Ben CreislerA paper from last year not yet mentioned, with a free pdf link:
Hans-Dieter Sues & Paul Eric Olsen (2015)
Stratigraphic and temporal context and faunal diversity of Permian-Jurassic continental tetrapod assemblages from the Fundy rift basin, eastern Canada.
Atlantic Geology 51: 139--205
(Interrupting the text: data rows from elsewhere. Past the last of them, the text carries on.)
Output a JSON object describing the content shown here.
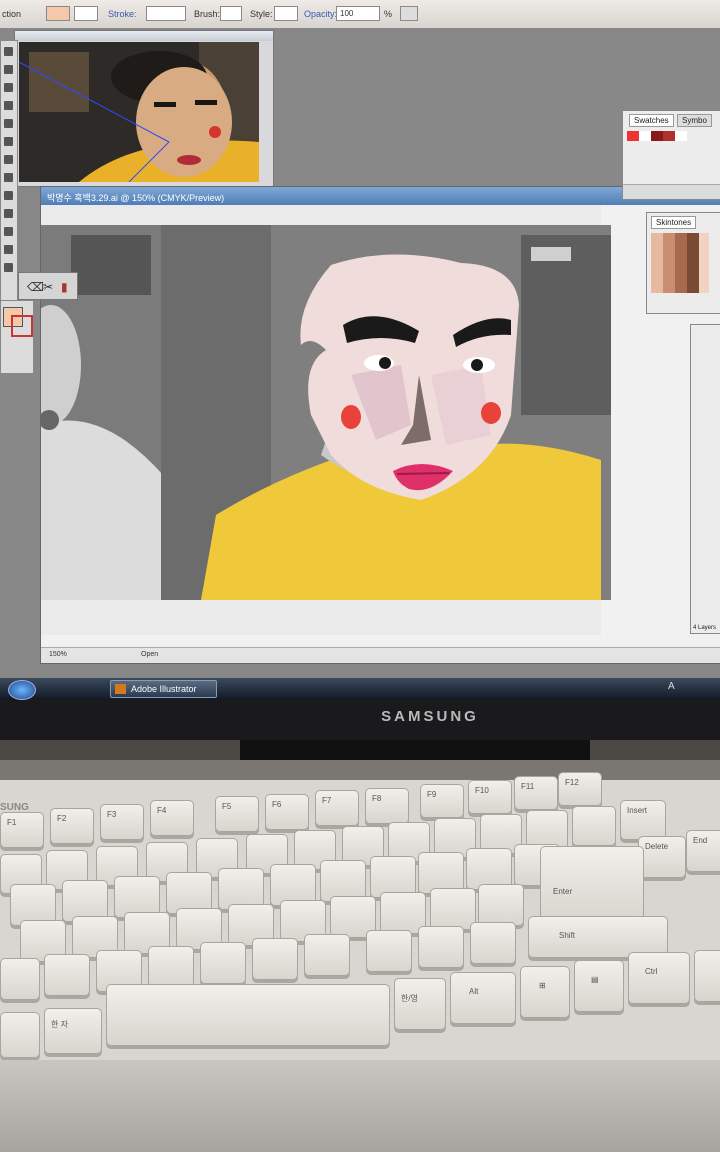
{
  "controlbar": {
    "left_label": "ction",
    "stroke_label": "Stroke:",
    "brush_label": "Brush:",
    "style_label": "Style:",
    "opacity_label": "Opacity:",
    "opacity_value": "100",
    "percent": "%"
  },
  "document": {
    "title": "박명수 흑백3.29.ai @ 150% (CMYK/Preview)",
    "zoom": "150%",
    "status": "Open"
  },
  "panels": {
    "swatches_tab": "Swatches",
    "symbols_tab": "Symbo",
    "skintones_tab": "Skintones",
    "layers_count": "4 Layers"
  },
  "taskbar": {
    "app": "Adobe Illustrator",
    "tray_text": "A"
  },
  "monitor": {
    "brand": "SAMSUNG"
  },
  "keyboard": {
    "brand": "SUNG",
    "keys": {
      "f1": "F1",
      "f2": "F2",
      "f3": "F3",
      "f4": "F4",
      "f5": "F5",
      "f6": "F6",
      "f7": "F7",
      "f8": "F8",
      "f9": "F9",
      "f10": "F10",
      "f11": "F11",
      "f12": "F12",
      "enter": "Enter",
      "shift": "Shift",
      "ctrl": "Ctrl",
      "alt": "Alt",
      "delete": "Delete",
      "end": "End",
      "insert": "Insert",
      "hanja": "한 자",
      "hanyoung": "한/영"
    }
  },
  "colors": {
    "face": "#f1dcdc",
    "shirt": "#f0c93a",
    "cheek": "#e8423a",
    "lips": "#e0306a",
    "brow": "#1a1a1a"
  }
}
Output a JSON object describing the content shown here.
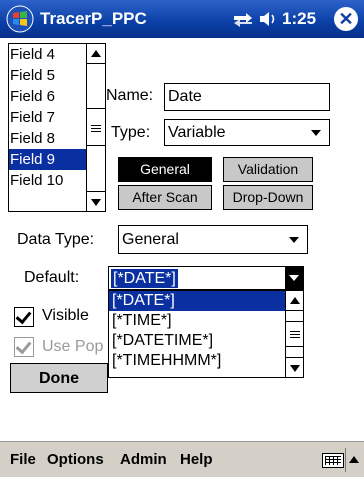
{
  "titlebar": {
    "title": "TracerP_PPC",
    "time": "1:25",
    "close_label": "✕",
    "icons": [
      "start-menu-logo",
      "connectivity-icon",
      "volume-icon",
      "close-icon"
    ]
  },
  "field_list": {
    "items": [
      "Field 4",
      "Field 5",
      "Field 6",
      "Field 7",
      "Field 8",
      "Field 9",
      "Field 10"
    ],
    "selected": "Field 9"
  },
  "form": {
    "name_label": "Name:",
    "name_value": "Date",
    "type_label": "Type:",
    "type_value": "Variable",
    "data_type_label": "Data Type:",
    "data_type_value": "General",
    "default_label": "Default:",
    "default_value": "[*DATE*]"
  },
  "tabs": {
    "general": "General",
    "validation": "Validation",
    "after_scan": "After Scan",
    "drop_down": "Drop-Down",
    "active": "General"
  },
  "default_dropdown": {
    "options": [
      "[*DATE*]",
      "[*TIME*]",
      "[*DATETIME*]",
      "[*TIMEHHMM*]"
    ],
    "selected": "[*DATE*]"
  },
  "checkboxes": {
    "visible": {
      "label": "Visible",
      "checked": true
    },
    "use_popup": {
      "label": "Use Pop",
      "checked": true,
      "disabled": true
    }
  },
  "done_label": "Done",
  "menubar": {
    "file": "File",
    "options": "Options",
    "admin": "Admin",
    "help": "Help"
  },
  "colors": {
    "titlebar": "#0a3fa6",
    "selection": "#0a2fa0",
    "menubar": "#d4d0c8",
    "button_gray": "#c8c8c8"
  }
}
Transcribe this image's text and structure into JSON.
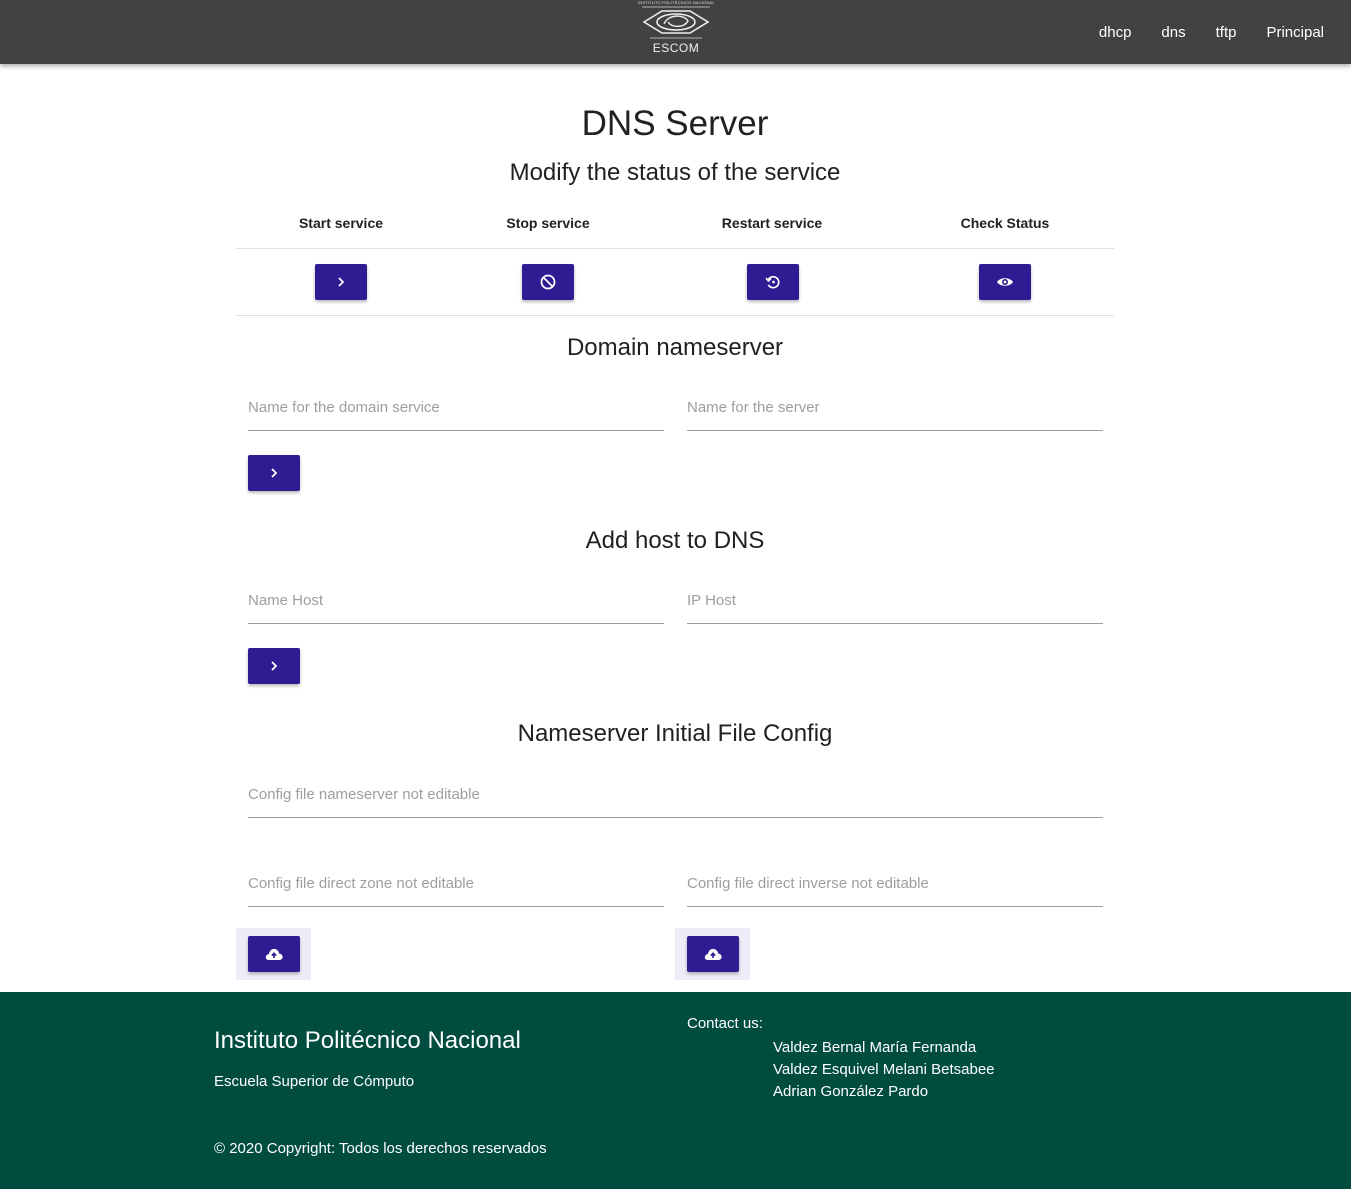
{
  "navbar": {
    "logo": {
      "small_text": "INSTITUTO POLITÉCNICO NACIONAL",
      "text": "ESCOM"
    },
    "links": [
      "dhcp",
      "dns",
      "tftp",
      "Principal"
    ]
  },
  "page": {
    "title": "DNS Server",
    "service_section": {
      "heading": "Modify the status of the service",
      "columns": [
        "Start service",
        "Stop service",
        "Restart service",
        "Check Status"
      ],
      "icons": [
        "chevron-right-icon",
        "block-icon",
        "restart-icon",
        "eye-icon"
      ]
    },
    "nameserver_section": {
      "heading": "Domain nameserver",
      "domain_placeholder": "Name for the domain service",
      "server_placeholder": "Name for the server"
    },
    "host_section": {
      "heading": "Add host to DNS",
      "name_placeholder": "Name Host",
      "ip_placeholder": "IP Host"
    },
    "config_section": {
      "heading": "Nameserver Initial File Config",
      "nameserver_placeholder": "Config file nameserver not editable",
      "direct_zone_placeholder": "Config file direct zone not editable",
      "direct_inverse_placeholder": "Config file direct inverse not editable"
    }
  },
  "footer": {
    "title": "Instituto Politécnico Nacional",
    "subtitle": "Escuela Superior de Cómputo",
    "contact_label": "Contact us:",
    "contacts": [
      "Valdez Bernal María Fernanda",
      "Valdez Esquivel Melani Betsabee",
      "Adrian González Pardo"
    ],
    "copyright": "© 2020 Copyright: Todos los derechos reservados"
  },
  "colors": {
    "navbar": "#424242",
    "button": "#311b92",
    "footer": "#004d40"
  }
}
The Fundy basin in Nova Scotia and New Brunswick is the largest exposed rift basin of the Newark Supergroup and also extends beneath the Bay of Fundy. Its strata can be divided into four tectonostratigraphic sequences (TS). TS I is represented by the probably Permian Honeycomb Point Formation and possibly the Lepreau Formation. TS II includes the Wolfville Formation with the probably Middle Triassic Economy Member and the early Late Triassic Evangeline Member. These members have yielded markedly different assemblages of continental tetrapods. TS III comprises most of the Blomidon Formation, which is Norian to Rhaetian in age. The Blomidon Formation has yielded few skeletal remains of tetrapods to date but many tetrapod tracks. TS IV includes the late Rhaetian top of the Blomidon Formation and the McCoy Brook Formation, which overlies the North Mountain Basalt and is latest Rhaetian and earliest Jurassic (Hettangian) in age. The McCoy Brook Formation has yielded a diversity of continental tetrapods and lacks any of the characteristic Late Triassic forms. Recent work has correlated the Global Boundary Stratotype Section and Point (GSSP) for the base of the Jurassic (Hettangian) to a level well above the North Mountain Basalt. Thus most of the tetrapod fossils from the McCoy Brook Formation are latest Rhaetian in age, but the higher horizon with skeletal remains of sauropodomorph dinosaurs may be earliest Hettangian in age. The Fundy basin preserves the only known, stratigraphically tightly constrained record of the profound biotic changes in continental ecosystems across the Triassic-Jurassic transition.